* Description of the task *
Pull out each line of the records holding the string "kabeln".

(Data about app and page elements)

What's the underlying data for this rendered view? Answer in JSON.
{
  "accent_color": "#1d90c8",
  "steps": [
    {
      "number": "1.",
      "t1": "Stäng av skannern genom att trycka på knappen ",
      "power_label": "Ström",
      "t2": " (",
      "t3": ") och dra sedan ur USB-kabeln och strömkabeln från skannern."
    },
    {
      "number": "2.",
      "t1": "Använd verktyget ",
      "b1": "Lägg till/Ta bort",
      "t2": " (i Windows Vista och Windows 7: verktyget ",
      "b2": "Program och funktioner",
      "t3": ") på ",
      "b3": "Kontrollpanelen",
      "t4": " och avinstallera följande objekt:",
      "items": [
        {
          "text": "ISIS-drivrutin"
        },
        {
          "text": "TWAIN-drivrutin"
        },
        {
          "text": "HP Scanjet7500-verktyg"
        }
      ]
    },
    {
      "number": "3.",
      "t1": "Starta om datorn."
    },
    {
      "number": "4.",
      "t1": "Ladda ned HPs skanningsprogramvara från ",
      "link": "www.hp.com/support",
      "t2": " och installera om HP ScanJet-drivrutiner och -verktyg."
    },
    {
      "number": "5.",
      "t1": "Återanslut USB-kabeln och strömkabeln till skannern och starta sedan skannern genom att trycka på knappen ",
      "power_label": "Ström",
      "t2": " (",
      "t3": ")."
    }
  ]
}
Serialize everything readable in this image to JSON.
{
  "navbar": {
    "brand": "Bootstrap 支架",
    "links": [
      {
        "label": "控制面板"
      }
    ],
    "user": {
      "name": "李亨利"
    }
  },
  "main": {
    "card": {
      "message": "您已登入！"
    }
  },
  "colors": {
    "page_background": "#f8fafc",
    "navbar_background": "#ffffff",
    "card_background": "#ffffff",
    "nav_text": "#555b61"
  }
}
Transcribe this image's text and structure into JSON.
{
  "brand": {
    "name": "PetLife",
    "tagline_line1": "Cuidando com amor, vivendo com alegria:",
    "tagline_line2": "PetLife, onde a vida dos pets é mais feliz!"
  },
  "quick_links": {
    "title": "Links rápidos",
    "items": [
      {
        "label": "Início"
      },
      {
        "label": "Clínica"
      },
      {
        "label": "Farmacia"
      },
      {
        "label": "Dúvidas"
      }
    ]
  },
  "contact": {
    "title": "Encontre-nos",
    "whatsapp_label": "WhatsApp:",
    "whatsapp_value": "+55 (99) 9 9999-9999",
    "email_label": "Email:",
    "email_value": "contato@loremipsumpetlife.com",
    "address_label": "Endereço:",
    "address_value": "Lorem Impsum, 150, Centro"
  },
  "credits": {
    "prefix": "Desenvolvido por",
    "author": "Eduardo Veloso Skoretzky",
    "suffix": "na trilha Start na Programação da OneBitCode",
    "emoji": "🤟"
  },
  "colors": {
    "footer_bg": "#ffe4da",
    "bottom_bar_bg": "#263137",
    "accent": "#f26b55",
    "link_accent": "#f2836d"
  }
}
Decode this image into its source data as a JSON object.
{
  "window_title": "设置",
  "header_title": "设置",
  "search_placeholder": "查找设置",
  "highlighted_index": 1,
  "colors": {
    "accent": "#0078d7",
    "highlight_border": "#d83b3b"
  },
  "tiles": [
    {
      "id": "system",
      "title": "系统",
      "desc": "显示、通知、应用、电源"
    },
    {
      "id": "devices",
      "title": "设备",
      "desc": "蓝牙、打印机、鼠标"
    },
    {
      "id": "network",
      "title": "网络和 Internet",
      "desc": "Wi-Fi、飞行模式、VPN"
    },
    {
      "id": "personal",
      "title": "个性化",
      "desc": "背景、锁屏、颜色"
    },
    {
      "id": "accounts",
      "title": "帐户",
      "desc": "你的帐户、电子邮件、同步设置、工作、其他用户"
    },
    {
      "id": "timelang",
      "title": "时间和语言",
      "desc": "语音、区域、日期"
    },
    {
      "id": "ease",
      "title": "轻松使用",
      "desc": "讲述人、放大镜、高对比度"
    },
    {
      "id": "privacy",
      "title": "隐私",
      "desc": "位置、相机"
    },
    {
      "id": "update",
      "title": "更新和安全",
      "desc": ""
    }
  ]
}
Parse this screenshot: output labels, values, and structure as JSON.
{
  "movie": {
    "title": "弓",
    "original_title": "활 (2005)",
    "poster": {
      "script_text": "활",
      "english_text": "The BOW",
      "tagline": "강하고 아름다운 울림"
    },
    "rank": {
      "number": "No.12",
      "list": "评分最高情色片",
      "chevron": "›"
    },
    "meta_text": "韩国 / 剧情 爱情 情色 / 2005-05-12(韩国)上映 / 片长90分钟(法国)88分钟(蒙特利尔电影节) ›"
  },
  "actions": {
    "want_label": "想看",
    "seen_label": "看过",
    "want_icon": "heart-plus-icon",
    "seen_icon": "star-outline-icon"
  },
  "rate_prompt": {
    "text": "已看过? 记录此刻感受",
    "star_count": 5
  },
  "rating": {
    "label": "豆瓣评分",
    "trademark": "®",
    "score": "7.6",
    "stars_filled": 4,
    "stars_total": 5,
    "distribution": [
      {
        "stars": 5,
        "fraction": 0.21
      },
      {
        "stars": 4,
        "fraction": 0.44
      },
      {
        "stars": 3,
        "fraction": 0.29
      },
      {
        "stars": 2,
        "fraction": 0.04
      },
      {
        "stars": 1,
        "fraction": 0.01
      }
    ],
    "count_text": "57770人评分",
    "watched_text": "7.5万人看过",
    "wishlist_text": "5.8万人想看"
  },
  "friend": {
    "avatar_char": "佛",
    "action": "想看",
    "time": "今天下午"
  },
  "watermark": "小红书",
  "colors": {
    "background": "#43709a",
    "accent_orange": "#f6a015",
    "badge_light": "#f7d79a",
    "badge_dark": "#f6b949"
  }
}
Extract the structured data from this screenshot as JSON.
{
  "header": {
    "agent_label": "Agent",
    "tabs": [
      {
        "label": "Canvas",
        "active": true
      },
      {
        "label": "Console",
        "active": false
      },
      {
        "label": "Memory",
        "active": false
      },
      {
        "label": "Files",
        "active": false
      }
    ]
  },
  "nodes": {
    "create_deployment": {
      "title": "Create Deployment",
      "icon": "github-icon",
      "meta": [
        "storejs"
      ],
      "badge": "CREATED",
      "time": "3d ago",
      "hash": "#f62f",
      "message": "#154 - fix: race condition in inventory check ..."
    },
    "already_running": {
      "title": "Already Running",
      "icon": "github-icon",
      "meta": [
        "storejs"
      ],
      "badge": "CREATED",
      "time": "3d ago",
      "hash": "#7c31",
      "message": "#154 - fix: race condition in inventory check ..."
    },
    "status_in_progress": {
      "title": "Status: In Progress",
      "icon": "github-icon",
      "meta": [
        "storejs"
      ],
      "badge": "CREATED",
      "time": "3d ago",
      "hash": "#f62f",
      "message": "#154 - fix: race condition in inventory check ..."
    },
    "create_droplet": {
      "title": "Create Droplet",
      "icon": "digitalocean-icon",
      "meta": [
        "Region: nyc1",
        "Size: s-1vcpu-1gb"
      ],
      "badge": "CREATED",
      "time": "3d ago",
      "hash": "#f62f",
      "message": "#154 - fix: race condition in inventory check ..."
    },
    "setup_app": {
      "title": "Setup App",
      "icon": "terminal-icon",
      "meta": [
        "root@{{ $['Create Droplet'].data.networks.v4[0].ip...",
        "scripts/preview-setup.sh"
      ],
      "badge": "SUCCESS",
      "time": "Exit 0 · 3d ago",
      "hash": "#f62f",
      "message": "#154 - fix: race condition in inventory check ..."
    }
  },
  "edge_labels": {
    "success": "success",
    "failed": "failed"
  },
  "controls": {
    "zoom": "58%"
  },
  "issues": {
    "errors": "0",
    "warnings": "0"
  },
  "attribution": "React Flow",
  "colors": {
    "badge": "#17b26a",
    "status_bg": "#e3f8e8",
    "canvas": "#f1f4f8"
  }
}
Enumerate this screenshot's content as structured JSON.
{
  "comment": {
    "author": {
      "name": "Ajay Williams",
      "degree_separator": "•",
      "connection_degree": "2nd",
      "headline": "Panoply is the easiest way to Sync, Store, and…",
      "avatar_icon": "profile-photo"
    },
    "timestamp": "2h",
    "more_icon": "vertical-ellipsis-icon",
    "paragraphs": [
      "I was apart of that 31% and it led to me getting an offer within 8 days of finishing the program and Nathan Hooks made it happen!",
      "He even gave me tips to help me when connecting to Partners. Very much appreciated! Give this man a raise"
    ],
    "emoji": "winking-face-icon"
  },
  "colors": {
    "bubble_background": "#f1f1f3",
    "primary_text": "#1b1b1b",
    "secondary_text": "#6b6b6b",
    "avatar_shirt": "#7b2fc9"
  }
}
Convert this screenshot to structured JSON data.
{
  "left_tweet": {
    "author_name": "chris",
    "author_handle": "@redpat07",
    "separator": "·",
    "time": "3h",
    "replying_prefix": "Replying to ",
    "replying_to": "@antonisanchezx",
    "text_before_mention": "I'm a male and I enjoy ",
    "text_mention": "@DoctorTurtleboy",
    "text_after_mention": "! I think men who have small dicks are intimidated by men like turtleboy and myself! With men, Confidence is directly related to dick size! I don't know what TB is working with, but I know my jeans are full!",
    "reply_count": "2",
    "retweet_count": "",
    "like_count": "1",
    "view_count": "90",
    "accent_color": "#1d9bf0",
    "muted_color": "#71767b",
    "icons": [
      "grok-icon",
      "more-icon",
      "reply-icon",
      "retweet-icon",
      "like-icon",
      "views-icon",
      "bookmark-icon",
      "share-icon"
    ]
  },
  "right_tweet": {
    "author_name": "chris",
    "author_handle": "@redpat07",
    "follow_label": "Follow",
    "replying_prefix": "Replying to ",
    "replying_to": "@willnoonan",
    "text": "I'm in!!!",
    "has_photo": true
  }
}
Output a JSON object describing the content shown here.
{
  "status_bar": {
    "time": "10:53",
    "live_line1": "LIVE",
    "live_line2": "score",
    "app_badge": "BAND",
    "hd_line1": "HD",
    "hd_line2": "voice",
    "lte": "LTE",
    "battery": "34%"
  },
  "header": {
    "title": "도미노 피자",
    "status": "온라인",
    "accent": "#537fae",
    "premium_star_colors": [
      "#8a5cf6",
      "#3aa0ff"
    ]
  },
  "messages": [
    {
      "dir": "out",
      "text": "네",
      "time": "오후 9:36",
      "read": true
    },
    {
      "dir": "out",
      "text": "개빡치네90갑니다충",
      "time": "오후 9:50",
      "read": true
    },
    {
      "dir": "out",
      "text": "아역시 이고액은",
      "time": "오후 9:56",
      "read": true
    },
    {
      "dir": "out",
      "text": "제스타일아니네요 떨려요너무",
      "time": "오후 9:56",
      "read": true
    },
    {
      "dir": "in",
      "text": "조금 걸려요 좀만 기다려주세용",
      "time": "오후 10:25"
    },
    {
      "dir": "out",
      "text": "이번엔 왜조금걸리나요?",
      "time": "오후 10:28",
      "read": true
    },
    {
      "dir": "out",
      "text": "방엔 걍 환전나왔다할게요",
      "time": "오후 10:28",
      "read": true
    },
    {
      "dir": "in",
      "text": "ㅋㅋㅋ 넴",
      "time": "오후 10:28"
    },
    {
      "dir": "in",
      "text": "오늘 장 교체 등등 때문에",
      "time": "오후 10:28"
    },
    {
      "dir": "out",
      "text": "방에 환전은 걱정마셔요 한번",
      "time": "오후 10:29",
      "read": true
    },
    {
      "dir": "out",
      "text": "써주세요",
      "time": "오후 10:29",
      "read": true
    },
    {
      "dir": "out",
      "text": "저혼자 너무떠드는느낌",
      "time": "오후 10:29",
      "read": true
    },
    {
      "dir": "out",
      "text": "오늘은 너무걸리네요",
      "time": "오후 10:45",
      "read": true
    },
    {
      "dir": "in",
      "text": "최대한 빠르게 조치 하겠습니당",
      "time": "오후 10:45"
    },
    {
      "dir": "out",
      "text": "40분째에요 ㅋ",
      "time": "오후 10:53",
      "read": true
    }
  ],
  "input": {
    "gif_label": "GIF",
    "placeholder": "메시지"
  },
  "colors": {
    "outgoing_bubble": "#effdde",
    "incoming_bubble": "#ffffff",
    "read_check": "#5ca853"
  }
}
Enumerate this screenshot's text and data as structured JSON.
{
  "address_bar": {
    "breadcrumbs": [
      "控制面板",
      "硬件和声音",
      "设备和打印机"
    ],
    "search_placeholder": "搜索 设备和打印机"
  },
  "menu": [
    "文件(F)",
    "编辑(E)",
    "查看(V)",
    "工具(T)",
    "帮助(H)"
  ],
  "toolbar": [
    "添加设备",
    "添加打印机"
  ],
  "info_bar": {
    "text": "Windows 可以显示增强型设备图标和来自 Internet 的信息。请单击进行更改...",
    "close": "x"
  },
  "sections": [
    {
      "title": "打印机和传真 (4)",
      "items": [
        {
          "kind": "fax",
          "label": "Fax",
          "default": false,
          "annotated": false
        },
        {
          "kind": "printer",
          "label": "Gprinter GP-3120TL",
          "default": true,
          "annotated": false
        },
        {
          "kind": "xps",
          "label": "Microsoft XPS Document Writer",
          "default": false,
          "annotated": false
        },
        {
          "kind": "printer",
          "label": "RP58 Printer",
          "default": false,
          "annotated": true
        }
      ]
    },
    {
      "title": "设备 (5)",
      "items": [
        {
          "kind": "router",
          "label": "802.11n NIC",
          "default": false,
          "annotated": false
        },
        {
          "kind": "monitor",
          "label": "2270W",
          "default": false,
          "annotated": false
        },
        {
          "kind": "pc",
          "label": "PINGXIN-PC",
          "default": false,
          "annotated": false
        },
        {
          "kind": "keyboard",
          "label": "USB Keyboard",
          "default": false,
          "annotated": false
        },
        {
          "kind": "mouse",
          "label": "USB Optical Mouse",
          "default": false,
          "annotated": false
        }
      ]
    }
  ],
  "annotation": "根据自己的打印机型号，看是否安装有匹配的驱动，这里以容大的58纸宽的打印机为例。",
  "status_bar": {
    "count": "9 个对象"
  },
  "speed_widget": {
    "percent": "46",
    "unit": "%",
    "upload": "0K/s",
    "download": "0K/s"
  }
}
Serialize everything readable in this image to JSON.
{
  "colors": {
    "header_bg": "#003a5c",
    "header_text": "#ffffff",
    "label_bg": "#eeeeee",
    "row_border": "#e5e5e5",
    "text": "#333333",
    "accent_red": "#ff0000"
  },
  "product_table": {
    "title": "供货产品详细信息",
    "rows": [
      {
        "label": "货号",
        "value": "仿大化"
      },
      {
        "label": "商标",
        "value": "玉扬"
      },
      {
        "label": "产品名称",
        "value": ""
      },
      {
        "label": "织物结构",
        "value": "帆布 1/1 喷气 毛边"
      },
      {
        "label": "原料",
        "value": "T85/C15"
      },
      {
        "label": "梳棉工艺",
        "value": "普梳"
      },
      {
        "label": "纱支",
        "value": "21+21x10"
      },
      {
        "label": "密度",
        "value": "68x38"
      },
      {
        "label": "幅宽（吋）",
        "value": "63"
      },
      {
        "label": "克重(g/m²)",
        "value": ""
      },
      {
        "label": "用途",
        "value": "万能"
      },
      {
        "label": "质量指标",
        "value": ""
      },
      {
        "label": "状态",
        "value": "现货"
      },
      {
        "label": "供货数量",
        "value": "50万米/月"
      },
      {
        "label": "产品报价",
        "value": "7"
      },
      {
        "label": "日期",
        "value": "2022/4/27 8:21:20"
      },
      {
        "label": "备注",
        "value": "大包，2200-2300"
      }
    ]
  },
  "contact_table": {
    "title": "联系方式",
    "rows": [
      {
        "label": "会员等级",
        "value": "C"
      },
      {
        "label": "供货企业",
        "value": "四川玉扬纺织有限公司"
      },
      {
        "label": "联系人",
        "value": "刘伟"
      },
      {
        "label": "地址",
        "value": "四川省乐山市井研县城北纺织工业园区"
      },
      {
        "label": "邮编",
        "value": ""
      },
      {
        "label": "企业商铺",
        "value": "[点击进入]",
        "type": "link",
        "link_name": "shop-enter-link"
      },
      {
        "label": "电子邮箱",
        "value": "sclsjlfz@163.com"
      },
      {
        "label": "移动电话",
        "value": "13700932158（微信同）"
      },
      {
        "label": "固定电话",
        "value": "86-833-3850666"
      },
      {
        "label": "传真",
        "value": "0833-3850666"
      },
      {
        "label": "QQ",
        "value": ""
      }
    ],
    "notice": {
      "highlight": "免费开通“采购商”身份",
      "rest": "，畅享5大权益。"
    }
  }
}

* Response area *
      "t3": ") och dra sedan ur USB-kabeln och strömkabeln från skannern."
      "t1": "Återanslut USB-kabeln och strömkabeln till skannern och starta sedan skannern genom att trycka på knappen ",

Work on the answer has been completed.